• All
  • Articles
  • Videos
  • Plants
  • Recipes
  • Members

African Tree Names

Comments ()  |   |  Text size: a A  |  Report Abuse  |  Print
close

Report This Article

African Tree Names

Reason for flagging?

Comments

Submit

Share:    |  Email  |  Bookmark and Share

A massive continent, Africa's greatest diversity of trees occurs south of the Sahara Desert, where rainfall is abundant and temperatures remain warm year-round. Hundreds of tree species can be seen on the most basic of vacations to Africa, from a safari to a walk in a large city's botanical gardens. Many of these trees now grow in parks in other subtropical and tropical regions around the world, dazzling admirers with their architectural silhouettes, pretty flowers and amazing fruits.

Jackalberry

Jackalberry (Diospyros mespiliformus), also called African ebony, is found across much of Africa from Senegal and the Sudan to Namibia and South Africa. It is most commonly found on savannas or savanna woodlands where it can be seen growing on termite mounds. Animals such as nyalas, impalas, warthogs, baboons and hornbills eat the fruit of the jackalberry. This tree got its name because its seeds are also found in the dung of jackals. The tree's leaves are eaten by elephants, rhinos, giraffes, buffaloes and kudus. Jackalberry grows 80 feet tall and nearly 50 feet wide with a canopy high up on the tall trunk.

Umbrella Thorn

The umbrella thorn (Acacia tortilis) is one of the most widely distributed species of acacia tree on the continent. Its native range extends from Mozambique, Botswana, Swaziland, Transvaal, Orange Free State and the Cape in South Africa on the dry savannas. Seeing this tree tends to reveal areas of good soil and good grasses, according to the Kruger National Park website. Thorny branches and copious production of seed pods are characteristic of the umbrella thorn, and the fallen seeds are eaten by kudu, impala, rhino and elephant. Umbrella thorn has an umbrella-like canopy and grows upwards of 65 feet tall and 20 to 30 feet wide.

Baobab

Slow growing and deciduous, the baobab, or "dead rat tree" (Adansonia digitata), becomes an architecturally magnificent tree on the African plains across much of sub-Saharan Africa. The trunk looks like a massive leg of an elephant or extinct dinosaur and its wide branches stretch out far on the bottle-like trunk as it ages, perhaps over a thousand years. The white flowers that are pollinated at night by bats yield large woody fruits that dangle by a long stem, making them look like hanging rats. Baobab trees grow 60 to 70 feet tall and as broadly spreading as 75 feet.

Marula
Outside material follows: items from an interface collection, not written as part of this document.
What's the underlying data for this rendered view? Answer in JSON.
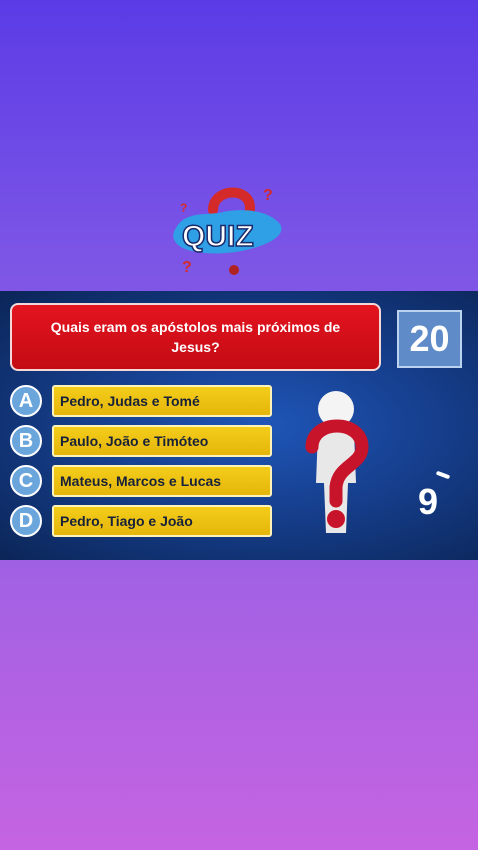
{
  "logo": {
    "text": "QUIZ"
  },
  "question": {
    "text": "Quais eram os apóstolos mais próximos de Jesus?"
  },
  "timer": {
    "value": "20"
  },
  "answers": [
    {
      "letter": "A",
      "text": "Pedro, Judas e Tomé"
    },
    {
      "letter": "B",
      "text": "Paulo, João e Timóteo"
    },
    {
      "letter": "C",
      "text": "Mateus, Marcos e Lucas"
    },
    {
      "letter": "D",
      "text": "Pedro, Tiago e João"
    }
  ],
  "countdown": {
    "value": "9"
  },
  "colors": {
    "question_bg": "#d0101a",
    "answer_bg": "#f0c416",
    "letter_bg": "#6aa6dc",
    "timer_bg": "#5f8cc8",
    "panel_bg": "#163f8e"
  }
}
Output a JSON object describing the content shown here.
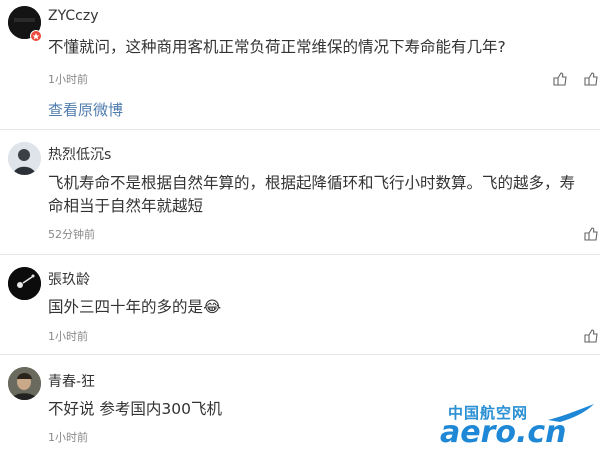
{
  "comments": [
    {
      "user": "ZYCczy",
      "text": "不懂就问，这种商用客机正常负荷正常维保的情况下寿命能有几年?",
      "time": "1小时前",
      "link": "查看原微博"
    },
    {
      "user": "热烈低沉s",
      "text": "飞机寿命不是根据自然年算的，根据起降循环和飞行小时数算。飞的越多，寿命相当于自然年就越短",
      "time": "52分钟前"
    },
    {
      "user": "張玖龄",
      "text": "国外三四十年的多的是😂",
      "time": "1小时前"
    },
    {
      "user": "青春-狂",
      "text": "不好说 参考国内300飞机",
      "time": "1小时前"
    }
  ],
  "watermark": {
    "cn": "中国航空网",
    "en": "aero.cn"
  },
  "colors": {
    "link": "#507daf",
    "watermark": "#1e88d6",
    "divider": "#e6e6e6"
  },
  "icons": [
    "avatar",
    "like-icon",
    "reply-icon",
    "vip-badge-icon"
  ]
}
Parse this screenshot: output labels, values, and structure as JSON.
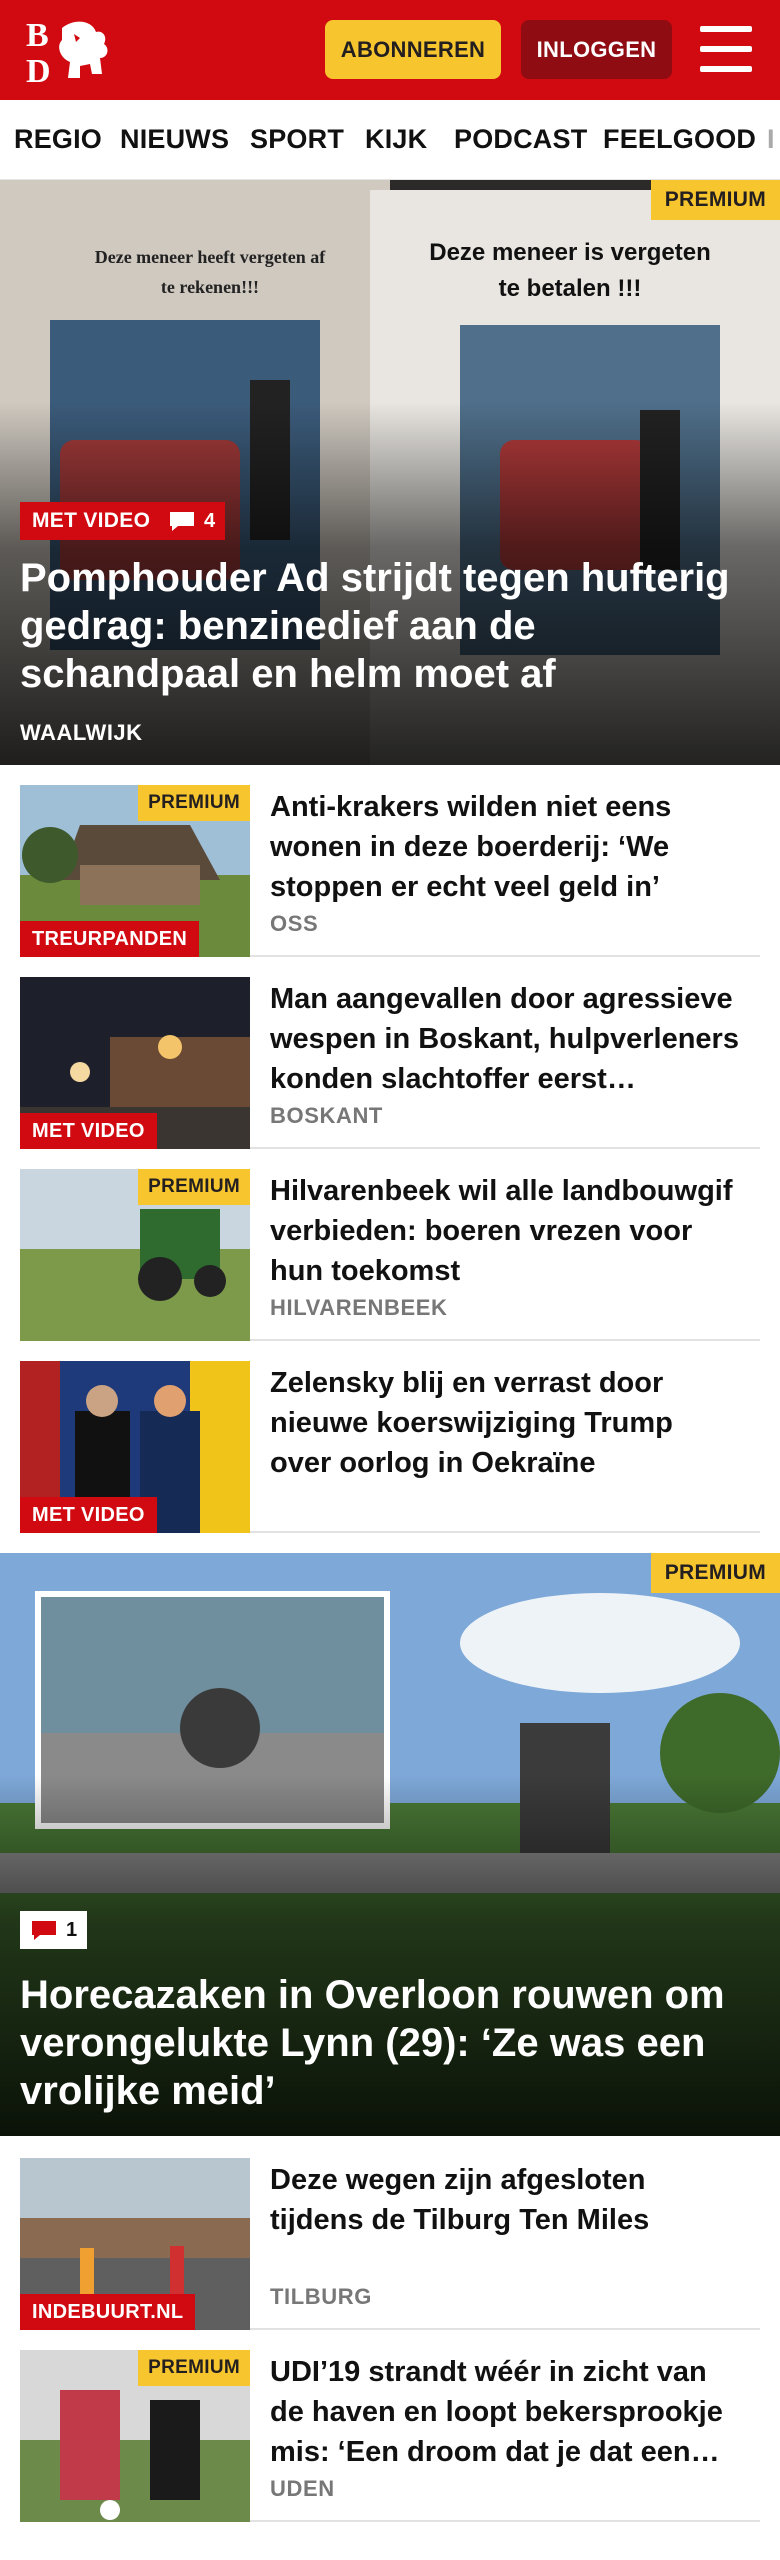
{
  "header": {
    "logo_text": "BD",
    "subscribe_label": "ABONNEREN",
    "login_label": "INLOGGEN"
  },
  "nav": {
    "items": [
      "REGIO",
      "NIEUWS",
      "SPORT",
      "KIJK",
      "PODCAST",
      "FEELGOOD",
      "I"
    ]
  },
  "hero1": {
    "premium_label": "PREMIUM",
    "video_label": "MET VIDEO",
    "comment_count": "4",
    "title": "Pomphouder Ad strijdt tegen hufterig gedrag: benzinedief aan de schandpaal en helm moet af",
    "location": "WAALWIJK",
    "sign_left": "Deze meneer heeft vergeten af te rekenen!!!",
    "sign_right": "Deze meneer is vergeten te betalen !!!"
  },
  "articles1": [
    {
      "title": "Anti-krakers wilden niet eens wonen in deze boerderij: ‘We stoppen er echt veel geld in’",
      "location": "OSS",
      "premium": "PREMIUM",
      "tag": "TREURPANDEN"
    },
    {
      "title": "Man aangevallen door agressieve wespen in Boskant, hulpverleners konden slachtoffer eerst…",
      "location": "BOSKANT",
      "premium": "",
      "tag": "MET VIDEO"
    },
    {
      "title": "Hilvarenbeek wil alle landbouwgif verbieden: boeren vrezen voor hun toekomst",
      "location": "HILVARENBEEK",
      "premium": "PREMIUM",
      "tag": ""
    },
    {
      "title": "Zelensky blij en verrast door nieuwe koerswijziging Trump over oorlog in Oekraïne",
      "location": "",
      "premium": "",
      "tag": "MET VIDEO"
    }
  ],
  "hero2": {
    "premium_label": "PREMIUM",
    "comment_count": "1",
    "title": "Horecazaken in Overloon rouwen om verongelukte Lynn (29): ‘Ze was een vrolijke meid’"
  },
  "articles2": [
    {
      "title": "Deze wegen zijn afgesloten tijdens de Tilburg Ten Miles",
      "location": "TILBURG",
      "premium": "",
      "tag": "INDEBUURT.NL"
    },
    {
      "title": "UDI’19 strandt wéér in zicht van de haven en loopt bekersprookje mis: ‘Een droom dat je dat een…",
      "location": "UDEN",
      "premium": "PREMIUM",
      "tag": ""
    }
  ],
  "colors": {
    "brand_red": "#d10a11",
    "premium_yellow": "#f7c52e",
    "login_dark_red": "#8e0c12"
  },
  "icons": [
    "logo-icon",
    "hamburger-menu-icon",
    "comment-icon"
  ]
}
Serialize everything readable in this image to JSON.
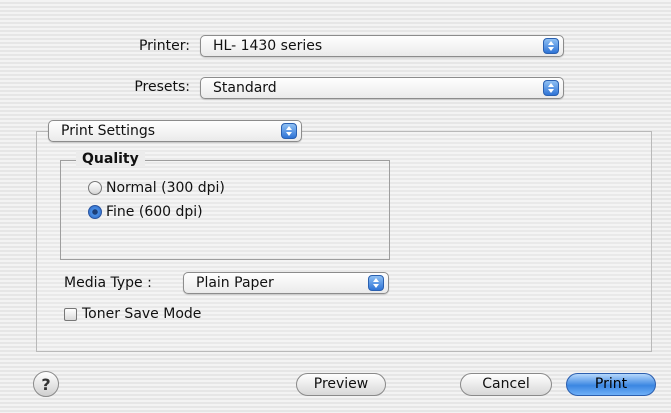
{
  "printer": {
    "label": "Printer:",
    "value": "HL- 1430 series"
  },
  "presets": {
    "label": "Presets:",
    "value": "Standard"
  },
  "section_popup": {
    "value": "Print Settings"
  },
  "quality": {
    "title": "Quality",
    "options": [
      {
        "label": "Normal (300 dpi)",
        "selected": false
      },
      {
        "label": "Fine (600 dpi)",
        "selected": true
      }
    ]
  },
  "media_type": {
    "label": "Media Type :",
    "value": "Plain Paper"
  },
  "toner_save": {
    "label": "Toner Save Mode",
    "checked": false
  },
  "buttons": {
    "help": "?",
    "preview": "Preview",
    "cancel": "Cancel",
    "print": "Print"
  },
  "icons": {
    "popup_arrows": "up-down-arrows-icon",
    "help": "question-mark-icon"
  }
}
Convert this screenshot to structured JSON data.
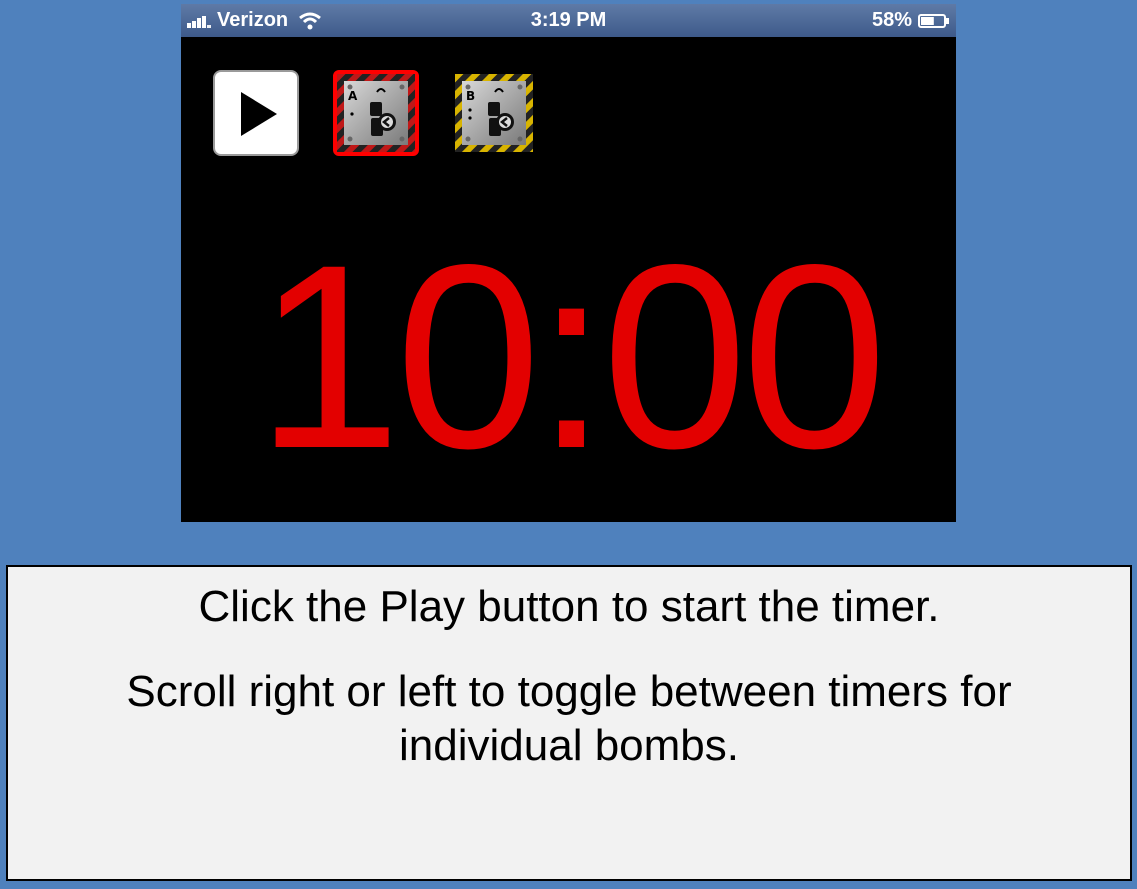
{
  "status_bar": {
    "carrier": "Verizon",
    "time": "3:19 PM",
    "battery": "58%",
    "battery_level": 0.58,
    "icons": [
      "signal-icon",
      "wifi-icon",
      "battery-icon"
    ]
  },
  "toolbar": {
    "play_icon": "play-icon",
    "bomb_tiles": [
      {
        "letter": "A",
        "icon": "bomb-icon",
        "selected": true,
        "accent": "#ff0000"
      },
      {
        "letter": "B",
        "icon": "bomb-icon",
        "selected": false,
        "accent": "#e0c000"
      }
    ]
  },
  "timer": {
    "display": "10:00",
    "color": "#e30000"
  },
  "instructions": {
    "line1": "Click the Play button to start the timer.",
    "line2": "Scroll right or left to toggle between timers for individual bombs."
  },
  "colors": {
    "background": "#4f81bd",
    "screen": "#000000",
    "panel": "#f2f2f2"
  }
}
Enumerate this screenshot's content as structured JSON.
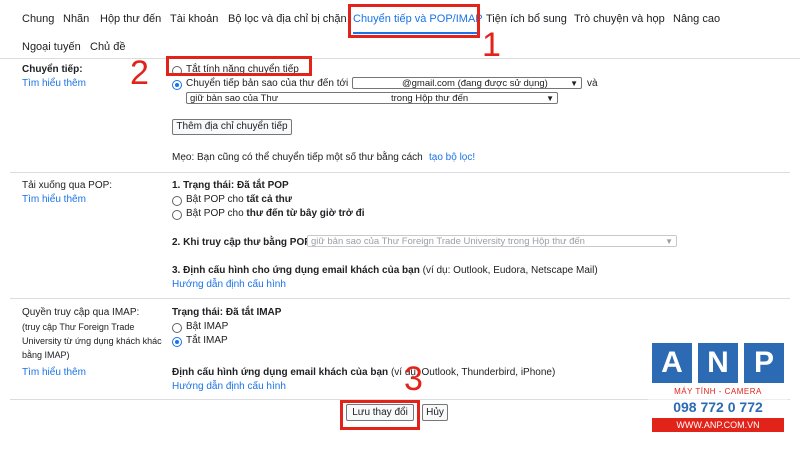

Marula (Scelerocarya birrea) is a large, round-crowned deciduous tree growing 50 feet tall and equally wide. The fruits that form on the tree are golf ball-sized, taste like mangoes and are rich in vitamin C. Native from Ethiopia to South Africa, marula is also called "drunkard's plum." Marula liquer and beer are made from the fruits. Warthog, elephant, waterbuck, giraffe and kudu all eat the fruit and leaves of the tree.

African Tulip Tree

A large evergreen tree native to the humid plains and forests of the lush equatorial reaches of Africa, African tulip tree (Spathodea campanulata) grows 75 feet tall and 60 feet wide at maturity. It is also called "fire tree" or "Gabon tulip tree." Fast-growing and shallow-rooted, it displays large flower clusters of vivid orange or gold on branch tips in spring and summer. Each blossom is trumpet- to cup-shaped, resembling a tulip flower, and is filled with nectar for birds to engorge. Later, long, brown seed capsules form and huntsmen boil the fruit kernels inside to obtain a poisonous liquid to lace the tips of hunting arrows, according to Margaret Barwick in "Tropical and Subtropical Trees."

Keywords: African trees, trees from Africa, sausage tree, baobab jackalberry marula, African tulip tree

About this Author

James Burghardt has written for "The Public Garden," "Docent Educator," nonprofit newsletters and for horticultural databases, becoming a full-time writer in 2008. He's gardened and worked professionally at public and private gardens in Colorado, Florida, Minnesota, New York, North Carolina and Pennsylvania. He has written articles for eHow and GardenGuides.